Task to carry out :: Which lines of the entries contain the word "dist"? Please list them.

-- Opening Marker --

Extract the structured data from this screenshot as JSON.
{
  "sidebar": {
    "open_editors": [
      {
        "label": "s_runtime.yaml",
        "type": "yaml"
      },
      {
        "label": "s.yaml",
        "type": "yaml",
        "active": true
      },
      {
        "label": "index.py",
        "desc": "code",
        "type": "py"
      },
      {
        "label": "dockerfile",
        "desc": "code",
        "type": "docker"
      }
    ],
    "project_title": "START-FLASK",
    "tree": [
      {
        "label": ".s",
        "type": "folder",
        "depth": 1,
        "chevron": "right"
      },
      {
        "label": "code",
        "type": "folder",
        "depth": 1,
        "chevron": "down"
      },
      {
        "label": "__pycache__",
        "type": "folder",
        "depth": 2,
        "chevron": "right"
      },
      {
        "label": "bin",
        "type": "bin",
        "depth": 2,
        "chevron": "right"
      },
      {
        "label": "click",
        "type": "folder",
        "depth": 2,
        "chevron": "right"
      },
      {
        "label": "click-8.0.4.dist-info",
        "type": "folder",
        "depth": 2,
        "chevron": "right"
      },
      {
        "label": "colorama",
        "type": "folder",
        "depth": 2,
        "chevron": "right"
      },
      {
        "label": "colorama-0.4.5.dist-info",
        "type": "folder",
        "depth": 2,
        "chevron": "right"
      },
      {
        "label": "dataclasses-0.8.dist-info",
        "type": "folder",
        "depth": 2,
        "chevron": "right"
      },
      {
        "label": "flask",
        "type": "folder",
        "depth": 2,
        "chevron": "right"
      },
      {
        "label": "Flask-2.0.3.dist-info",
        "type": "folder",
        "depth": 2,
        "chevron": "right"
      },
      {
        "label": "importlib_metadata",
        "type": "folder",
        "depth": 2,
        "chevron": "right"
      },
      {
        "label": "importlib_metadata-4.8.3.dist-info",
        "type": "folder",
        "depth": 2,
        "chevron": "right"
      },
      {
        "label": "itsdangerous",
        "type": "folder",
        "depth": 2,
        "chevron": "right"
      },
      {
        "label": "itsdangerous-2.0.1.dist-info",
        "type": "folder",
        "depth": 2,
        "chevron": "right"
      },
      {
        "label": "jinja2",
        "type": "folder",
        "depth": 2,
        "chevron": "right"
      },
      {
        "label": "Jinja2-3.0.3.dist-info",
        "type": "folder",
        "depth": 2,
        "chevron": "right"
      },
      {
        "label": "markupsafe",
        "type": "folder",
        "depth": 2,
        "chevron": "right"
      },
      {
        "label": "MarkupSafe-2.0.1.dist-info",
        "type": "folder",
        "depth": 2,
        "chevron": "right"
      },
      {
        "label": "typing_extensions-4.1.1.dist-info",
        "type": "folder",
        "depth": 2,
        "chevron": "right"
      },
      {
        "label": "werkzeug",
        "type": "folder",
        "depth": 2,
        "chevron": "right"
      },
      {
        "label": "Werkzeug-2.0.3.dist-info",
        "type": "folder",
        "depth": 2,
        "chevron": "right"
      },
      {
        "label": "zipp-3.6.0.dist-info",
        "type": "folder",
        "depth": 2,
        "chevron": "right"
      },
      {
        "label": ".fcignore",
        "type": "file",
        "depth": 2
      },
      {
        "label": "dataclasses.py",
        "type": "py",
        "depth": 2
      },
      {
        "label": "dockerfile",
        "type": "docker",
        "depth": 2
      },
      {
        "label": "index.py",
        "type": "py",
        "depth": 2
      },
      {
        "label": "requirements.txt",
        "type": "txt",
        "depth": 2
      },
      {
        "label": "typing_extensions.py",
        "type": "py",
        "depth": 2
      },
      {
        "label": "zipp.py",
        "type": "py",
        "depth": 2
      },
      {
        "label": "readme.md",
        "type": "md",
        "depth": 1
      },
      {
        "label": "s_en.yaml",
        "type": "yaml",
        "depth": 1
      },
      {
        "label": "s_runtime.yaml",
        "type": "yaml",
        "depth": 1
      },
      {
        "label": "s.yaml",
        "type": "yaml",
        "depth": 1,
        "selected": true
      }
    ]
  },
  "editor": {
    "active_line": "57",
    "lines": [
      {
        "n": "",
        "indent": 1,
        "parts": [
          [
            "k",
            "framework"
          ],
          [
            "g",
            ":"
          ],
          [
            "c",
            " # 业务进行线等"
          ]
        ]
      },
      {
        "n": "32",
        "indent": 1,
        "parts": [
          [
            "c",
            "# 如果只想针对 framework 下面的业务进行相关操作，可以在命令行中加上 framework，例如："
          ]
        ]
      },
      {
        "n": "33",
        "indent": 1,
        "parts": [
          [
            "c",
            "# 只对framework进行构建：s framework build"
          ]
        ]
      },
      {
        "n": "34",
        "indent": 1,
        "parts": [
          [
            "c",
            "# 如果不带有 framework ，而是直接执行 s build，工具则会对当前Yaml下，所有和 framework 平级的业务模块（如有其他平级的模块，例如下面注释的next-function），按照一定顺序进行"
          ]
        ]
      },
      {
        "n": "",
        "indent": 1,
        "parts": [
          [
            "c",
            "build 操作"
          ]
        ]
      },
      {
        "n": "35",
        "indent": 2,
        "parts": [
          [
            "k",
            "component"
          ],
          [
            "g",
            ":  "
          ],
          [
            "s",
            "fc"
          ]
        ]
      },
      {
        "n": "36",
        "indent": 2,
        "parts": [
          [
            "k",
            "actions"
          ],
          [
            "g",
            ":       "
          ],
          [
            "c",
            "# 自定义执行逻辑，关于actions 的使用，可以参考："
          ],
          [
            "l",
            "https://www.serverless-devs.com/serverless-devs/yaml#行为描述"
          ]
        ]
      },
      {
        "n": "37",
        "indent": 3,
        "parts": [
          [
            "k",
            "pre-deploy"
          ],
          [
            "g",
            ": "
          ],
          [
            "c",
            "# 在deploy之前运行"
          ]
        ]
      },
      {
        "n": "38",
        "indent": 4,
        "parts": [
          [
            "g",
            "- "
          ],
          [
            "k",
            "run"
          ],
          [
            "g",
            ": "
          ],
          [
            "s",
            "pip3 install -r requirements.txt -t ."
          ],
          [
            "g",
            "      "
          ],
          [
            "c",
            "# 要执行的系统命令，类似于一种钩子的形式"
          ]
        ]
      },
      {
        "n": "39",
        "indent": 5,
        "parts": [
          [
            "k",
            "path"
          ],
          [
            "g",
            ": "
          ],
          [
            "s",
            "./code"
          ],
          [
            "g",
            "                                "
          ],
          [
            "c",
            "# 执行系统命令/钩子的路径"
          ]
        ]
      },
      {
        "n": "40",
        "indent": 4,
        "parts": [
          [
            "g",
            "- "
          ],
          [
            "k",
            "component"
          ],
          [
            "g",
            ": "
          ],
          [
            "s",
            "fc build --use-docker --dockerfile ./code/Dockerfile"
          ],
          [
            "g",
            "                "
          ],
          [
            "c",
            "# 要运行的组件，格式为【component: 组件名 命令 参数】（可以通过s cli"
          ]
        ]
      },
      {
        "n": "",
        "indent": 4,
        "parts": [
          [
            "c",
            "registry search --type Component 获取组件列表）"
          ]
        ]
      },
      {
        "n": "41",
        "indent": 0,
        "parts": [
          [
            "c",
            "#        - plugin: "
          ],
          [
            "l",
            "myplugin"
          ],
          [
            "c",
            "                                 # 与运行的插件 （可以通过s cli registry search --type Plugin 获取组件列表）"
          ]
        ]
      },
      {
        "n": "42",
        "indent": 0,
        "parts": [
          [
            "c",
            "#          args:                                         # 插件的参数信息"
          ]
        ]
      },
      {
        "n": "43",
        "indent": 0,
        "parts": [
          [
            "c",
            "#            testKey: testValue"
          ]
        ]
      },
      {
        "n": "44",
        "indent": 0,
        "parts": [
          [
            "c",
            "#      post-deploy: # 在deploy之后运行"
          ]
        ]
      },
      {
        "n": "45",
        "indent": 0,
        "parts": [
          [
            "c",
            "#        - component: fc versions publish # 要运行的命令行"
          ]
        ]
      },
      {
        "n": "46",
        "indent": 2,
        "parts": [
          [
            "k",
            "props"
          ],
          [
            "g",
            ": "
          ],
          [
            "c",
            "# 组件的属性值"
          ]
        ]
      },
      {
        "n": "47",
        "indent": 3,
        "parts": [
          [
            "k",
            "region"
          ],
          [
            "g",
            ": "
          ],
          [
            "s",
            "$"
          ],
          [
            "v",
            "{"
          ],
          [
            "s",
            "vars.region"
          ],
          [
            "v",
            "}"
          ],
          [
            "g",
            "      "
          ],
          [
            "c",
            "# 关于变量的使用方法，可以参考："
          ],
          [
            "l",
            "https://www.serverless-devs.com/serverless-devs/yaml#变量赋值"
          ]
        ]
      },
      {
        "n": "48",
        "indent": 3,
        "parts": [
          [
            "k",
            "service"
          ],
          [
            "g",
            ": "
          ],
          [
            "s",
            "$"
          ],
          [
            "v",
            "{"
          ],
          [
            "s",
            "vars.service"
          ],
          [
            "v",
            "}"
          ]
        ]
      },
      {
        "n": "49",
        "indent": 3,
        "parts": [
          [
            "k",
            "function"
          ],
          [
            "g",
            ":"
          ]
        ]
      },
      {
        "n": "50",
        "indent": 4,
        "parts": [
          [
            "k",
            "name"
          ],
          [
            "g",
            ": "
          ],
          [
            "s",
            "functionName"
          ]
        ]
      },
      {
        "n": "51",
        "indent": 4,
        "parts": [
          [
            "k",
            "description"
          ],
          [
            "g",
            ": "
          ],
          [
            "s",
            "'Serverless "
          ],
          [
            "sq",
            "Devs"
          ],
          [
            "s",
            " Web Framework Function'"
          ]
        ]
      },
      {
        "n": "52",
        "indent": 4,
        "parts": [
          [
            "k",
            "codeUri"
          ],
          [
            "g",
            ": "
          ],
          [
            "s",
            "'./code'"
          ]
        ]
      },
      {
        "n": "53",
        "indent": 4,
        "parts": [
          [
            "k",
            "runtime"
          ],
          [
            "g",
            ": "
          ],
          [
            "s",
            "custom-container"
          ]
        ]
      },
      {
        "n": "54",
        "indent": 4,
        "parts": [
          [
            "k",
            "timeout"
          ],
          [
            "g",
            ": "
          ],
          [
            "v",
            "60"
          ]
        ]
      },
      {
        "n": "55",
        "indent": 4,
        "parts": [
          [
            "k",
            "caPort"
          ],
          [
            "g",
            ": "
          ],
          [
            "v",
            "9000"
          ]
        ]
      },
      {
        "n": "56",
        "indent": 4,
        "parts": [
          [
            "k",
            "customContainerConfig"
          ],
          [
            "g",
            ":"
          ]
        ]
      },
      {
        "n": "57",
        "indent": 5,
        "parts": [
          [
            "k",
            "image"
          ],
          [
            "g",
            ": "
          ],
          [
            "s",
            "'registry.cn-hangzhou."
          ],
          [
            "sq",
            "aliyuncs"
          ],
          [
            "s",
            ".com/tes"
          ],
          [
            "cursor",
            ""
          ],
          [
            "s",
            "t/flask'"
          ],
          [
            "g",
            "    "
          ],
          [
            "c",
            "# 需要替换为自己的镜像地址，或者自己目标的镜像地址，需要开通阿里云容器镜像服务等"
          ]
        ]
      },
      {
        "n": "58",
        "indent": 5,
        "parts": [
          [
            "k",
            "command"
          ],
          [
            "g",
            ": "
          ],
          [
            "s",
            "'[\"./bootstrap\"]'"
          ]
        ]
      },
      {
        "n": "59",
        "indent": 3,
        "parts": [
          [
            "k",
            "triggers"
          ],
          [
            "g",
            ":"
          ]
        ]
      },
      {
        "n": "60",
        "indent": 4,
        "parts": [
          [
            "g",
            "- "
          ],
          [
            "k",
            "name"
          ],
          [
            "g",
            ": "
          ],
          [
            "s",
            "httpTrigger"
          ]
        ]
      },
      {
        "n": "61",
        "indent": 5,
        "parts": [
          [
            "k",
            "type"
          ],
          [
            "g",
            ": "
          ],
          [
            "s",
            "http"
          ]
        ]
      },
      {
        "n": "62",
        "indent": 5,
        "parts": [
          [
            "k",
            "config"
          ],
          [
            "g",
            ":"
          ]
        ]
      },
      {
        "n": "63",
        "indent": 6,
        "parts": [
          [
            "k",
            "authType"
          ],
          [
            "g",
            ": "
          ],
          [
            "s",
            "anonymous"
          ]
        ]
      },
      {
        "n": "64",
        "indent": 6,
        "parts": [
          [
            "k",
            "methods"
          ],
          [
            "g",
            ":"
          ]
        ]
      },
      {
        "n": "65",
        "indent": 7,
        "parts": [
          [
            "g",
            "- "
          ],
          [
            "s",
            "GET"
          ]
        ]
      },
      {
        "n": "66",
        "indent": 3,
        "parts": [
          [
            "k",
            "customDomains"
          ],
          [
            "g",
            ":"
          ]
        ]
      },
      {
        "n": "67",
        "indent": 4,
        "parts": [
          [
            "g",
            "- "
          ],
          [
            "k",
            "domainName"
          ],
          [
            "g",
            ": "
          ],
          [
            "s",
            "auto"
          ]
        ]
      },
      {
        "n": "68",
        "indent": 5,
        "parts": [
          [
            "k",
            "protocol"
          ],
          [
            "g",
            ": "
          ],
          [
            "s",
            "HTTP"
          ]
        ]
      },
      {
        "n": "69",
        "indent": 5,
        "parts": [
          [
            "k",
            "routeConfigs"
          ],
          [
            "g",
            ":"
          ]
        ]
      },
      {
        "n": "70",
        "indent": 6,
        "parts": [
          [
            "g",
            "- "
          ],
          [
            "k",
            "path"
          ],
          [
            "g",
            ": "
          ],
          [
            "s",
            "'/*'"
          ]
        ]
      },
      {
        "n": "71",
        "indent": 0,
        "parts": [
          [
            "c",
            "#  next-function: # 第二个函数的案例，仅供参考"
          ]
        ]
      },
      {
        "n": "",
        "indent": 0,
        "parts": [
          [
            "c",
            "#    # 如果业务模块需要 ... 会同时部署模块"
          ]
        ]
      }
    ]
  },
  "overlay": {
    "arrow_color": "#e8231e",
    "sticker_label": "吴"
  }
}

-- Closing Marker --

Your response ::
        "label": "click-8.0.4.dist-info",
        "label": "colorama-0.4.5.dist-info",
        "label": "dataclasses-0.8.dist-info",
        "label": "Flask-2.0.3.dist-info",
        "label": "importlib_metadata-4.8.3.dist-info",
        "label": "itsdangerous-2.0.1.dist-info",
        "label": "Jinja2-3.0.3.dist-info",
        "label": "MarkupSafe-2.0.1.dist-info",
        "label": "typing_extensions-4.1.1.dist-info",
        "label": "Werkzeug-2.0.3.dist-info",
        "label": "zipp-3.6.0.dist-info",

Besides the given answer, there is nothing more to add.